It is believed, Johnson added, that traditional forms of marriage are based on a culture which discourages prostitution, since every woman has a husband.
But AFELL argues that in the event of death, when a man's relatives swoop on the wife or wives and take all the property, widows are left destitute, highlighting the inherent discrimination against women imbedded within the traditional system.
Liberian women and children, the main victims of the civil conflict which began in December 1989, have been ignored by the transitional governments and the international community, said Elizabeth Boryenneh, AFELL's President.
The organisation's most recent victory in its push for women and children's rights has been the creation of a juvenile court.
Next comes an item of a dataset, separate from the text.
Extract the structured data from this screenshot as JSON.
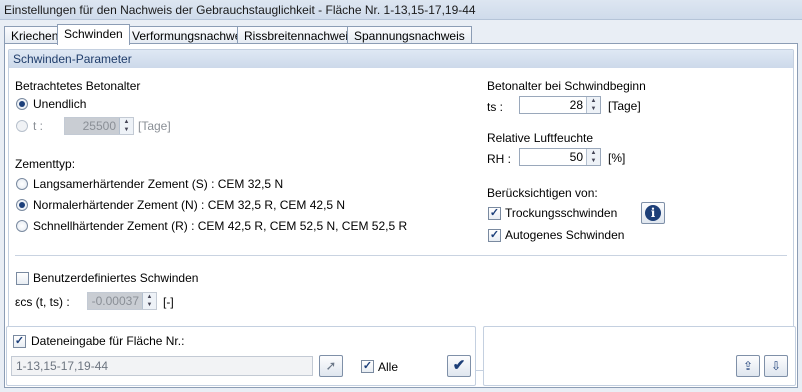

AFELL has been pushing for the court since it was formed three years ago.
The plight of children has been our concern and the opening
of a juvenile court is a major victory for not only AFELL, but for
Liberian women and their children, and those unborn, said
According to Boryenneh, AFELL has been assisted in its efforts to work with women and children by the United Nations Children's Fund (UNICEF), but it is approaching other organisations to help it achieve its goal of empowering women and children to participate in the development of Liberia.
A law for a juvenile court to be set up has been on the statute books since 1972. The transitional government of Ruth Sando Perry finally set up the court last month and appointed a woman lawyer, Malia Doe, as its first judge.
Perry said recently that the government had not adequately
addressed the plight of the youth due to the lack of
resources and expertise and
there are no social service
agencies, trained social workers for counselling and
The Liberian Head of State noted that
women have been at the
forefront in seeking needed resources from the United Nations and
its related agencies, such as UNICEF, to assist us(government) to
help our young people.
Now that the court is working, AFELL will campaign for separate detention centres for juveniles to keep them from being put into the same cells with adults, Boryenneh said.
She also warned parents that they too should safeguard and not
abuse the rights of their own children.
Now that the court is
constituted, parents and guardians should be mindful of their
children's needs for protection while in their care, she said.
AFELL will not hesitate to file petitions to the court
against parents who act contrary... Children need care and
protection, Boryenneh added.